The husband cross appealed because he had filed for a modification of pendente lite spousal support, and when the court granted that modification from $5,000 to $1,000 per month it did not make it retroactive to the date he filed the motion. The Court of Appeals upholds, as “husband could have avoided the accrual of the arrearage if he had acted in a timely fashion.” So filing for modification so as to enable a change to be retroactive to the filing date, but then not setting it for hearing, can be dangerous.

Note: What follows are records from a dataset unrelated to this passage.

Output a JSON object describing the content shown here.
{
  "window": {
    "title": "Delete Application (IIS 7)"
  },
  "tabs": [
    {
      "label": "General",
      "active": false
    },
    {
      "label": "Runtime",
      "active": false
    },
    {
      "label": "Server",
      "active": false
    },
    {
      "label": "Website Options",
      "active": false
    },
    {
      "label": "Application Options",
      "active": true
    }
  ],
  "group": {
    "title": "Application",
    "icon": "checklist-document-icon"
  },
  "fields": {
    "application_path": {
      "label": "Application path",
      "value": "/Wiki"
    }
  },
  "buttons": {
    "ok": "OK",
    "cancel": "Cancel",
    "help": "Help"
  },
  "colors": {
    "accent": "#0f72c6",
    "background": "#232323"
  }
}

The trial court ordered a federal-court-style schedule of evidence disclosures instead of the usual discovery process, and the Court of Appeals says that was not reversible error, at least to the extent the wife preserved her objection. There is a right to discovery under Rule 4:1(b)(1), the Court stresses, but that Rule also says the court may limit “‘the frequency or extent of’ discovery methods ‘if it determines [inter alia,] that: . . . (iii) the discovery is unduly burdensome or expensive, taking into account the needs of the case, the amount in controversy, limitations on the parties’ resources, and the importance of the issues at stake in the litigation.’” And “the granting or denying of discovery is a matter within the discretion of the [circuit] court and will not be reversed on appeal unless ‘the action taken was improvident and affected substantial rights.’” (Citing O’Brian v. Langley Sch. (Va. 1998) and Rakes v. Fulcher (Va. 1970)). At the time when the wife moved to compel answers to interrogatories, the trial court had already disposed of all issues except for four-digit property and alimony issues, so its ruling did not “affect substantial rights.”